On July 2, 2018, All American Check Cashing, Inc., Mid-State Finance, Inc., and the president and owner of both companies (collectively, “All American”) filed a brief asking the U.S. Court of Appeals for the Fifth Circuit to find the Bureau of Consumer Financial Protection (“BCFP” or the “Bureau”) (formerly known as the CFPB) unconstitutionally structured and to strike down the Consumer Financial Protection Act (“CFPA”), which created the agency, in its entirety.

The appeal follows a 2016 complaint filed by the Bureau in the U.S. District Court for the Southern District of Mississippi against the two check cashing and payday loan companies and their principal for alleged unfair, deceptive, and abusive acts and practices. In that case, All American moved for a judgment on the pleadings on the basis that the BCFP is unconstitutionally structured as an independent agency with a single head whom the president can remove only “for cause.”
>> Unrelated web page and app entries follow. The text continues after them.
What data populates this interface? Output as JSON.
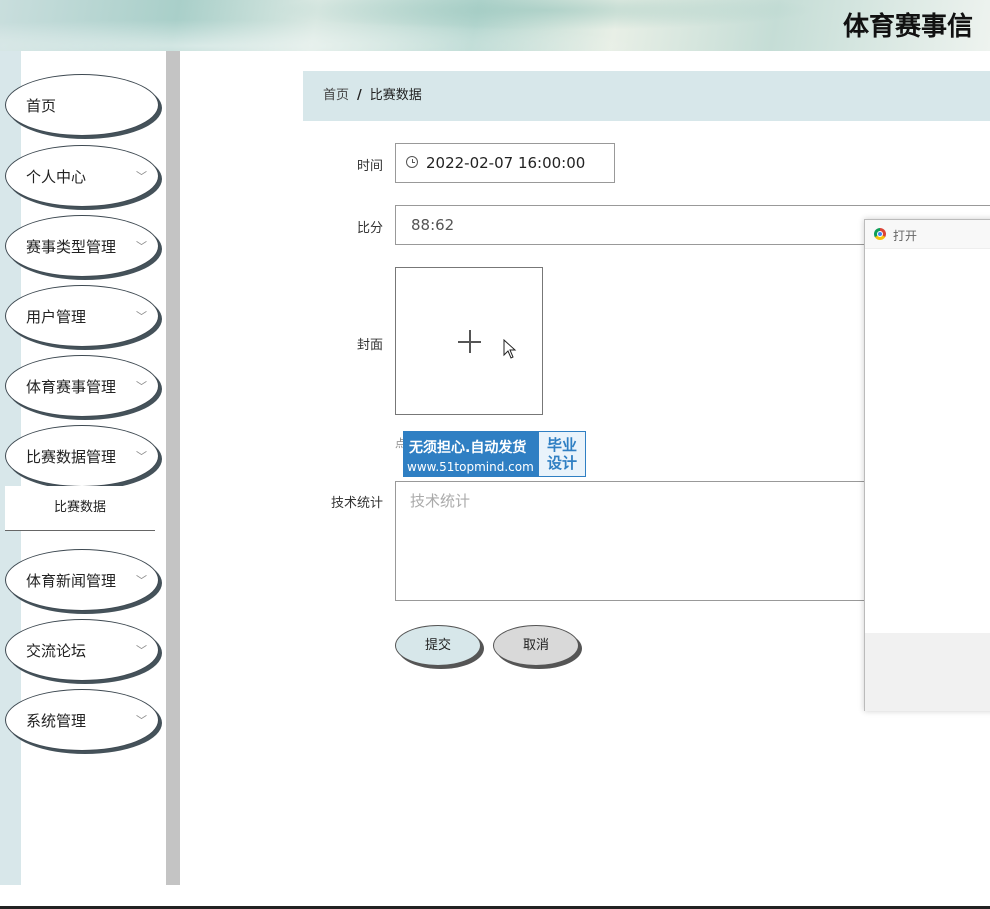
{
  "header": {
    "title": "体育赛事信"
  },
  "sidebar": {
    "items": [
      {
        "label": "首页",
        "has_chevron": false
      },
      {
        "label": "个人中心",
        "has_chevron": true
      },
      {
        "label": "赛事类型管理",
        "has_chevron": true
      },
      {
        "label": "用户管理",
        "has_chevron": true
      },
      {
        "label": "体育赛事管理",
        "has_chevron": true
      },
      {
        "label": "比赛数据管理",
        "has_chevron": true
      },
      {
        "label": "体育新闻管理",
        "has_chevron": true
      },
      {
        "label": "交流论坛",
        "has_chevron": true
      },
      {
        "label": "系统管理",
        "has_chevron": true
      }
    ],
    "subitem": "比赛数据"
  },
  "breadcrumb": {
    "home": "首页",
    "separator": "/",
    "current": "比赛数据"
  },
  "form": {
    "time_label": "时间",
    "time_value": "2022-02-07 16:00:00",
    "score_label": "比分",
    "score_value": "88:62",
    "cover_label": "封面",
    "hint": "点",
    "stats_label": "技术统计",
    "stats_placeholder": "技术统计",
    "submit_label": "提交",
    "cancel_label": "取消"
  },
  "watermark": {
    "line1": "无须担心.自动发货",
    "url": "www.51topmind.com",
    "badge_line1": "毕业",
    "badge_line2": "设计"
  },
  "dialog": {
    "title": "打开"
  },
  "colors": {
    "accent": "#d7e7ea",
    "sidebar_strip": "#d8e7ea",
    "watermark_blue": "#2f7fc3",
    "cancel_gray": "#d9d9d9"
  }
}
In March 2018, the district court denied the motion by adopting the reasoning of the U.S. Court of Appeals for the D.C. Circuit’s recent en banc majority decision upholding the Bureau’s structure in PHH Corp, et al. v. Consumer Financial Protection Bureau. (Our coverage of the PHH decision is available here.) All American moved to appeal the denial of the motion.

Since then, the only federal court to reach the issue of the BCFP’s structure – the U.S. District Court for the Southern District of New York (“S.D.N.Y.”) – ruled against the Bureau, adopting portions of the PHH dissents written by D.C. Circuit judges Karen Henderson and Brett Kavanaugh. Notably, the recent S.D.N.Y. decision went further than the PHH dissents and ruled that the CFPA’s defect could not be remedied merely by invalidating its for-cause removal provision. Rather, the entire CFPA, which is Title X of the Dodd-Frank Act, would have to be struck in its entirety. (More of our coverage on the S.D.N.Y. decision is available here.) Accordingly, All American’s brief to the Fifth Circuit argues for ruling against the Bureau and for striking down the agency’s organic statute entirely.

The Fifth Circuit appeal is particularly noteworthy given that the circuit is considered to be generally more skeptical of the administrative state than the D.C. Circuit. A decision in line with the S.D.N.Y. opinion, or even a more modest decision in line with the PHH dissents, would create a circuit split, greatly heightening the likelihood of the issue of the Bureau’s constitutionality reaching the U.S. Supreme Court. The case is also a timely reminder that Judge Kavanaugh, if confirmed to the Supreme Court, would be a strong voice for the unconstitutionality of the current Bureau structure. If his view as expressed in PHH were to ultimately prevail, the Bureau Director would be subject to termination by the President without cause.